In his diaries, later published as a six-volume book after his death, Iran’s former prime minister Assadollah Alam wrote that both he and the late Shah had been very pleased with what Israel’s team had accomplished in Qazvin. Alam said the region had been transformed from a once-desolate, uncultivated zone into one of the world’s most thriving agricultural hubs. He added that he was especially pleased with the water collection system that Israeli experts had set up throughout Qazvin, which would collect rainwater and keep it stored for future use in the proper irrigation of various crops. He also praised the Israeli team for supporting the overall growth of Qazvin through the new agricultural businesses setting up in the region, increasing the quality of life for the residents there.
The Qazvin reconstruction project, as with many other Israeli projects in Iran, often involved Iranian Jews who served as intermediaries and translated or coordinated the activities between Iranians and Israelis. In 2009, I had the unique opportunity to interview the late Ebrahim Yahid, one such Iranian-Jewish businessman who had worked as the official representative for the Israeli firm Vered, which the Iranian government had contracted with to dig deep water wells throughout Qazvin after the quake.
Yahid told me that after the Israeli government donated 1,000 pre-fabricated homes to the Buin Zahra county area, Israelis were drafted in to set up the new homes, while water engineers dug the wells to bring piped water into each of the homes. “The Iranians were shocked that Israeli engineers had found fresh water in that part of Qazvin, which had been a desert for hundreds of years,” he said. When fresh water shot up from one of the major dig sites, Yahid said, everyone was very excited, and the Shah himself came to the site for its official opening.
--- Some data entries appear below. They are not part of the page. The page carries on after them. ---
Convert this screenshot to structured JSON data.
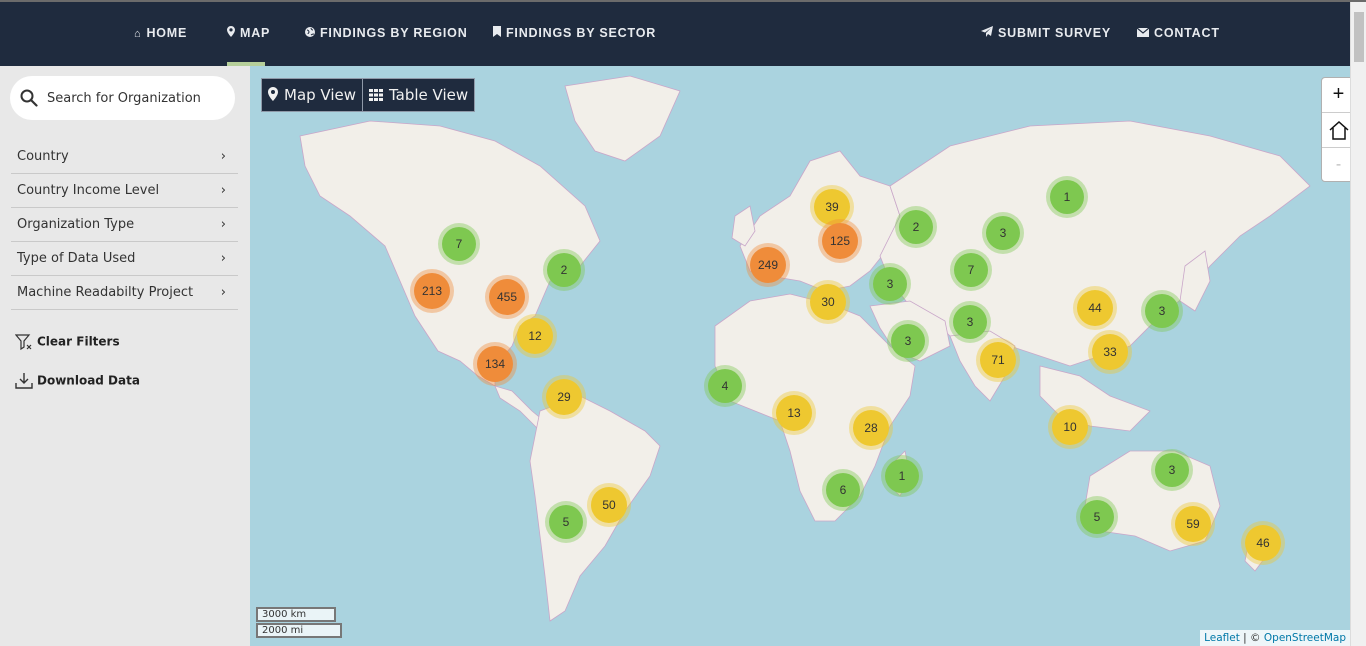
{
  "nav": {
    "items": [
      {
        "label": "HOME",
        "icon": "home-icon"
      },
      {
        "label": "MAP",
        "icon": "map-marker-icon",
        "active": true
      },
      {
        "label": "FINDINGS BY REGION",
        "icon": "globe-icon"
      },
      {
        "label": "FINDINGS BY SECTOR",
        "icon": "bookmark-icon"
      },
      {
        "label": "SUBMIT SURVEY",
        "icon": "paper-plane-icon"
      },
      {
        "label": "CONTACT",
        "icon": "envelope-icon"
      }
    ]
  },
  "sidebar": {
    "search_placeholder": "Search for Organization",
    "filters": [
      {
        "label": "Country"
      },
      {
        "label": "Country Income Level"
      },
      {
        "label": "Organization Type"
      },
      {
        "label": "Type of Data Used"
      },
      {
        "label": "Machine Readabilty Project"
      }
    ],
    "clear_filters": "Clear Filters",
    "download_data": "Download Data"
  },
  "map": {
    "map_view_label": "Map View",
    "table_view_label": "Table View",
    "zoom_in": "+",
    "zoom_out": "-",
    "scale_km": "3000 km",
    "scale_mi": "2000 mi",
    "attribution_leaflet": "Leaflet",
    "attribution_sep": " | © ",
    "attribution_osm": "OpenStreetMap",
    "colors": {
      "small": "#7ec850",
      "medium": "#eec830",
      "large": "#ef8c3a",
      "water": "#aad3df",
      "land": "#f2efe9"
    },
    "clusters": [
      {
        "count": "7",
        "size": "small"
      },
      {
        "count": "2",
        "size": "small"
      },
      {
        "count": "213",
        "size": "large"
      },
      {
        "count": "455",
        "size": "large"
      },
      {
        "count": "12",
        "size": "medium"
      },
      {
        "count": "134",
        "size": "large"
      },
      {
        "count": "29",
        "size": "medium"
      },
      {
        "count": "50",
        "size": "medium"
      },
      {
        "count": "5",
        "size": "small"
      },
      {
        "count": "39",
        "size": "medium"
      },
      {
        "count": "125",
        "size": "large"
      },
      {
        "count": "249",
        "size": "large"
      },
      {
        "count": "30",
        "size": "medium"
      },
      {
        "count": "2",
        "size": "small"
      },
      {
        "count": "3",
        "size": "small"
      },
      {
        "count": "1",
        "size": "small"
      },
      {
        "count": "7",
        "size": "small"
      },
      {
        "count": "3",
        "size": "small"
      },
      {
        "count": "3",
        "size": "small"
      },
      {
        "count": "3",
        "size": "small"
      },
      {
        "count": "44",
        "size": "medium"
      },
      {
        "count": "3",
        "size": "small"
      },
      {
        "count": "71",
        "size": "medium"
      },
      {
        "count": "33",
        "size": "medium"
      },
      {
        "count": "4",
        "size": "small"
      },
      {
        "count": "13",
        "size": "medium"
      },
      {
        "count": "28",
        "size": "medium"
      },
      {
        "count": "1",
        "size": "small"
      },
      {
        "count": "6",
        "size": "small"
      },
      {
        "count": "10",
        "size": "medium"
      },
      {
        "count": "3",
        "size": "small"
      },
      {
        "count": "5",
        "size": "small"
      },
      {
        "count": "59",
        "size": "medium"
      },
      {
        "count": "46",
        "size": "medium"
      }
    ]
  }
}
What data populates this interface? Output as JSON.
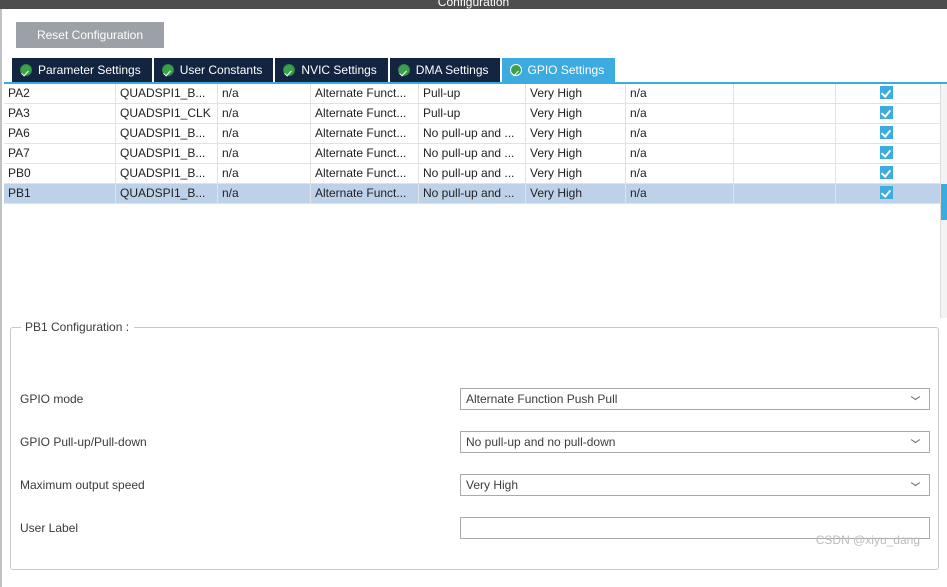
{
  "window": {
    "title": "Configuration"
  },
  "toolbar": {
    "reset_label": "Reset Configuration"
  },
  "tabs": [
    {
      "label": "Parameter Settings",
      "icon": "check-circle-icon",
      "active": false
    },
    {
      "label": "User Constants",
      "icon": "check-circle-icon",
      "active": false
    },
    {
      "label": "NVIC Settings",
      "icon": "check-circle-icon",
      "active": false
    },
    {
      "label": "DMA Settings",
      "icon": "check-circle-icon",
      "active": false
    },
    {
      "label": "GPIO Settings",
      "icon": "check-circle-icon",
      "active": true
    }
  ],
  "table": {
    "rows": [
      {
        "pin": "PA2",
        "signal": "QUADSPI1_B...",
        "gpio_output_level": "n/a",
        "gpio_mode": "Alternate Funct...",
        "gpio_pull": "Pull-up",
        "max_speed": "Very High",
        "fast_mode": "n/a",
        "user_label": "",
        "modified": true,
        "selected": false
      },
      {
        "pin": "PA3",
        "signal": "QUADSPI1_CLK",
        "gpio_output_level": "n/a",
        "gpio_mode": "Alternate Funct...",
        "gpio_pull": "Pull-up",
        "max_speed": "Very High",
        "fast_mode": "n/a",
        "user_label": "",
        "modified": true,
        "selected": false
      },
      {
        "pin": "PA6",
        "signal": "QUADSPI1_B...",
        "gpio_output_level": "n/a",
        "gpio_mode": "Alternate Funct...",
        "gpio_pull": "No pull-up and ...",
        "max_speed": "Very High",
        "fast_mode": "n/a",
        "user_label": "",
        "modified": true,
        "selected": false
      },
      {
        "pin": "PA7",
        "signal": "QUADSPI1_B...",
        "gpio_output_level": "n/a",
        "gpio_mode": "Alternate Funct...",
        "gpio_pull": "No pull-up and ...",
        "max_speed": "Very High",
        "fast_mode": "n/a",
        "user_label": "",
        "modified": true,
        "selected": false
      },
      {
        "pin": "PB0",
        "signal": "QUADSPI1_B...",
        "gpio_output_level": "n/a",
        "gpio_mode": "Alternate Funct...",
        "gpio_pull": "No pull-up and ...",
        "max_speed": "Very High",
        "fast_mode": "n/a",
        "user_label": "",
        "modified": true,
        "selected": false
      },
      {
        "pin": "PB1",
        "signal": "QUADSPI1_B...",
        "gpio_output_level": "n/a",
        "gpio_mode": "Alternate Funct...",
        "gpio_pull": "No pull-up and ...",
        "max_speed": "Very High",
        "fast_mode": "n/a",
        "user_label": "",
        "modified": true,
        "selected": true
      }
    ]
  },
  "config_panel": {
    "legend": "PB1 Configuration :",
    "fields": [
      {
        "label": "GPIO mode",
        "value": "Alternate Function Push Pull",
        "control": "dropdown"
      },
      {
        "label": "GPIO Pull-up/Pull-down",
        "value": "No pull-up and no pull-down",
        "control": "dropdown"
      },
      {
        "label": "Maximum output speed",
        "value": "Very High",
        "control": "dropdown"
      },
      {
        "label": "User Label",
        "value": "",
        "control": "textbox"
      }
    ]
  },
  "watermark": {
    "text": "CSDN @xiyu_dang"
  },
  "colors": {
    "tab_inactive_bg": "#12243f",
    "tab_active_bg": "#3cabe0",
    "accent": "#3cabe0",
    "selection": "#bdd1e8",
    "button_bg": "#9ba1a6",
    "titlebar_bg": "#4d4d4d",
    "check_icon": "#3aa14a"
  }
}
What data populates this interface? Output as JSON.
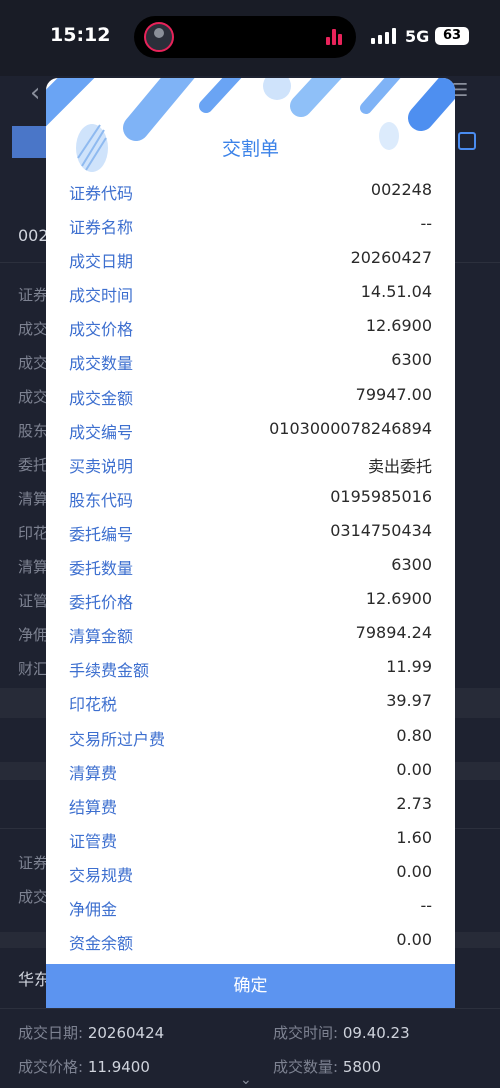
{
  "status_bar": {
    "time": "15:12",
    "network": "5G",
    "battery": "63"
  },
  "background": {
    "code_prefix": "002",
    "labels": [
      "证券",
      "成交",
      "成交",
      "成交",
      "股东",
      "委托",
      "清算",
      "印花",
      "清算",
      "证管",
      "净佣",
      "财汇"
    ],
    "labels2": [
      "证券",
      "成交"
    ],
    "broker_prefix": "华东",
    "bottom": {
      "date_label": "成交日期:",
      "date": "20260424",
      "time_label": "成交时间:",
      "time": "09.40.23",
      "price_label": "成交价格:",
      "price": "11.9400",
      "qty_label": "成交数量:",
      "qty": "5800"
    }
  },
  "modal": {
    "title": "交割单",
    "rows": [
      {
        "label": "证券代码",
        "value": "002248"
      },
      {
        "label": "证券名称",
        "value": "--"
      },
      {
        "label": "成交日期",
        "value": "20260427"
      },
      {
        "label": "成交时间",
        "value": "14.51.04"
      },
      {
        "label": "成交价格",
        "value": "12.6900"
      },
      {
        "label": "成交数量",
        "value": "6300"
      },
      {
        "label": "成交金额",
        "value": "79947.00"
      },
      {
        "label": "成交编号",
        "value": "0103000078246894"
      },
      {
        "label": "买卖说明",
        "value": "卖出委托"
      },
      {
        "label": "股东代码",
        "value": "0195985016"
      },
      {
        "label": "委托编号",
        "value": "0314750434"
      },
      {
        "label": "委托数量",
        "value": "6300"
      },
      {
        "label": "委托价格",
        "value": "12.6900"
      },
      {
        "label": "清算金额",
        "value": "79894.24"
      },
      {
        "label": "手续费金额",
        "value": "11.99"
      },
      {
        "label": "印花税",
        "value": "39.97"
      },
      {
        "label": "交易所过户费",
        "value": "0.80"
      },
      {
        "label": "清算费",
        "value": "0.00"
      },
      {
        "label": "结算费",
        "value": "2.73"
      },
      {
        "label": "证管费",
        "value": "1.60"
      },
      {
        "label": "交易规费",
        "value": "0.00"
      },
      {
        "label": "净佣金",
        "value": "--"
      },
      {
        "label": "资金余额",
        "value": "0.00"
      }
    ],
    "confirm_label": "确定"
  },
  "colors": {
    "accent": "#5c94f0",
    "label_blue": "#3d6fcf",
    "background": "#1e2230"
  }
}
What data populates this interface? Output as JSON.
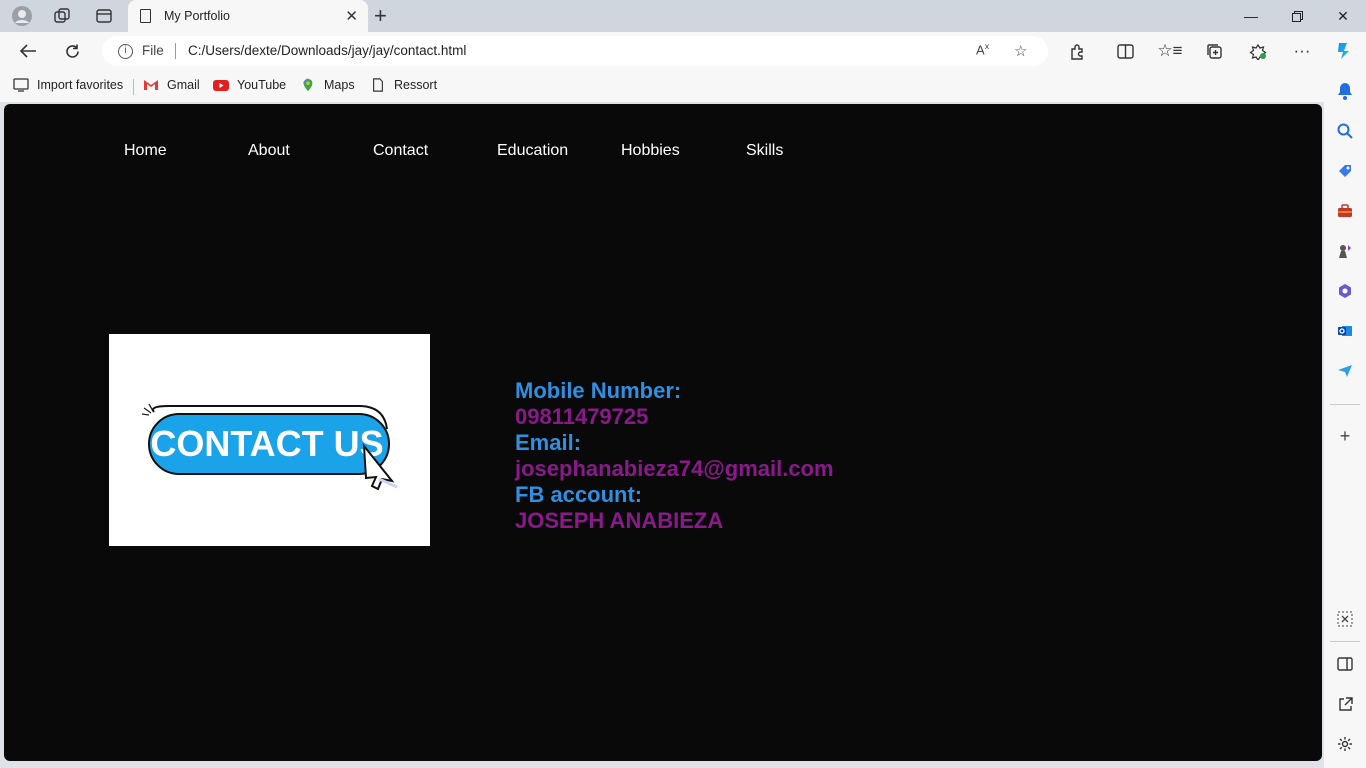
{
  "browser": {
    "tab_title": "My Portfolio",
    "address": {
      "scheme_label": "File",
      "url": "C:/Users/dexte/Downloads/jay/jay/contact.html"
    },
    "favorites": [
      {
        "label": "Import favorites",
        "icon": "import-icon"
      },
      {
        "label": "Gmail",
        "icon": "gmail-icon"
      },
      {
        "label": "YouTube",
        "icon": "youtube-icon"
      },
      {
        "label": "Maps",
        "icon": "maps-icon"
      },
      {
        "label": "Ressort",
        "icon": "page-icon"
      }
    ]
  },
  "page": {
    "nav": [
      "Home",
      "About",
      "Contact",
      "Education",
      "Hobbies",
      "Skills"
    ],
    "image_text": "CONTACT US",
    "contact": {
      "mobile_label": "Mobile Number:",
      "mobile_value": "09811479725",
      "email_label": "Email:",
      "email_value": "josephanabieza74@gmail.com",
      "fb_label": "FB account:",
      "fb_value": "JOSEPH ANABIEZA"
    }
  },
  "colors": {
    "page_bg": "#09090a",
    "label_blue": "#2f8fe0",
    "value_purple": "#8a1a8a",
    "button_blue": "#1aa3e8"
  }
}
“After seeing the success of the Israeli engineers who had found fresh water,” he added, “the Shah was very pleased and told me, ‘Now I know that this nation of Israel will be successful in the future.’” Yahid also said that following the completion of reconstruction efforts in Qazvin, the region had begun to produce various fruits and vegetables in such abundance that Iran was exporting much of the new produce to neighboring countries. “The cost of tomatoes in Tehran had gone down to one-tenth of the price from before the earthquake,” he says, “because Israeli water technology and new methods of growing had been taught to the farmers in Qazvin.”
In his memoirs, Ezri also stated that with the successful completion of the Qazvin reconstruction project, new ties between Iran and Israel blossomed, because both Iranians on the ground as well as officials in the Shah’s government witnessed the positive end results of the project. Not only were villagers in the province placed in new homes, but fresh water had been found and properly utilized for residents, while a new technologically-advanced agricultural industry had been set up and employed thousands in the region. Ultimately, Ezri wrote, the success of the project in Qazvin had fostered trust and new friendships between Iranians and Israelis, who began to cooperate in other projects and spheres of interest.
In my own understanding, Israel’s aid to Iran after the September 1962 earthquake was not very widely-publicized in either Israeli media or Iranian media at the time. This was because the Shah did not want his opponents inside the country to attack him for cooperating with the Jewish state, while the Israelis did not want to rock the boat with the new friendships they had forged within Iran’s government. But today, as Iranians, we must look to the successes of this project as an example of how future cooperation between Israel and Iran could not only help in the revival of Iran, but hopefully bring the people of both nations together in brotherhood and peace.